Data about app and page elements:
━━━━━━━━
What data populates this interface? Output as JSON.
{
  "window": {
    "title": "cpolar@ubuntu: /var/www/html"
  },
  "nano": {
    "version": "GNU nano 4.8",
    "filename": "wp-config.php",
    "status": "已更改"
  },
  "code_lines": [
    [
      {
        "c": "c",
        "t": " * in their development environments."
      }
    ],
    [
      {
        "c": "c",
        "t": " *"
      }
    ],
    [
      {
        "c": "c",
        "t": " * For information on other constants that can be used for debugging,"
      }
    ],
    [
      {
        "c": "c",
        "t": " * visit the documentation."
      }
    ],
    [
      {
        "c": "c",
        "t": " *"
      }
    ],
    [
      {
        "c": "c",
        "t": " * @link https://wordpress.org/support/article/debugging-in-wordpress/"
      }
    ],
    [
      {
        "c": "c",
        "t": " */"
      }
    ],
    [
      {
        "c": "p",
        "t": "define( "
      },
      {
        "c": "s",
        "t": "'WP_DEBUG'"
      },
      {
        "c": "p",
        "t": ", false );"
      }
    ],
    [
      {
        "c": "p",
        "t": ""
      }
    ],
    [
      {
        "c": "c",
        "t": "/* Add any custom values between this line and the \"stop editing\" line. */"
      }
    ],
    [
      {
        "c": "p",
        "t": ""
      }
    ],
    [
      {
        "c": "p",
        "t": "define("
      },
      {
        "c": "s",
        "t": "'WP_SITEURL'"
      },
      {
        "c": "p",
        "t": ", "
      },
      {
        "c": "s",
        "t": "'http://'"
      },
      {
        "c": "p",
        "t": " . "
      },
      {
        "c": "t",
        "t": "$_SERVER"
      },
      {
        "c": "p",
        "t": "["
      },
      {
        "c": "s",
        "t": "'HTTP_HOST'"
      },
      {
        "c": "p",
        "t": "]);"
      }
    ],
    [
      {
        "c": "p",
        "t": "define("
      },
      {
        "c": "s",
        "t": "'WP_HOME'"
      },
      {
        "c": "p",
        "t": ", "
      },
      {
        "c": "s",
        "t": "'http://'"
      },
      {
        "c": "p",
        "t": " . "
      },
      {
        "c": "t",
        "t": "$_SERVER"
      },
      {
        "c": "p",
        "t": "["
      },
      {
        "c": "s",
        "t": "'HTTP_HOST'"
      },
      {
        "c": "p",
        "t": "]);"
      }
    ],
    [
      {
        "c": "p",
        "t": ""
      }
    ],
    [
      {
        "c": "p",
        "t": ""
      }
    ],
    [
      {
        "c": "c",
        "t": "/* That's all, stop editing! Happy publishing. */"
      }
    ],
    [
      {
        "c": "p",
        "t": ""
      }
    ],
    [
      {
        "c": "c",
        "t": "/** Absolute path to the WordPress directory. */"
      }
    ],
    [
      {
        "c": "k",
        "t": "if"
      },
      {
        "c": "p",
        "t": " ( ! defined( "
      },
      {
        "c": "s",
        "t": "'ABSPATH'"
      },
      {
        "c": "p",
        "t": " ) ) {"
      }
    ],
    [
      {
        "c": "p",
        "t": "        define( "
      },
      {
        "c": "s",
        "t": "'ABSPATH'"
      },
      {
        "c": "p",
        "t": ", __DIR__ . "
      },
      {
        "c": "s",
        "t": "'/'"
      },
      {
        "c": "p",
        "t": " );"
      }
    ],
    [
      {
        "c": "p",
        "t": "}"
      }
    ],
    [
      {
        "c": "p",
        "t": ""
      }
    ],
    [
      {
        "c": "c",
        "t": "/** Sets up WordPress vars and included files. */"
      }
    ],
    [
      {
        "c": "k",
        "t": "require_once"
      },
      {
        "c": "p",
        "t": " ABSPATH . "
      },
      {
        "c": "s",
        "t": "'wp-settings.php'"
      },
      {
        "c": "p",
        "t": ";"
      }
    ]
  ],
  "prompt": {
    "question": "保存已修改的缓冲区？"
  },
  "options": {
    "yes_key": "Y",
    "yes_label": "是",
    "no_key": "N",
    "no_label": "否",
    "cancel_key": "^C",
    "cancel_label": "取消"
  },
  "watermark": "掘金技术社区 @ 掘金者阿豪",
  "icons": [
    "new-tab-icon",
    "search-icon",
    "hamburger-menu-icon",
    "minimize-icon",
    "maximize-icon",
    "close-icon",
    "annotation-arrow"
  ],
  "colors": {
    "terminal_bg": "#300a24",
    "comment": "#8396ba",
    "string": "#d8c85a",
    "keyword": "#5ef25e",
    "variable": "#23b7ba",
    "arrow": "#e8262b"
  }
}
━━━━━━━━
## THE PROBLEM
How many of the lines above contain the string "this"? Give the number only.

## RESPONSE AREA
2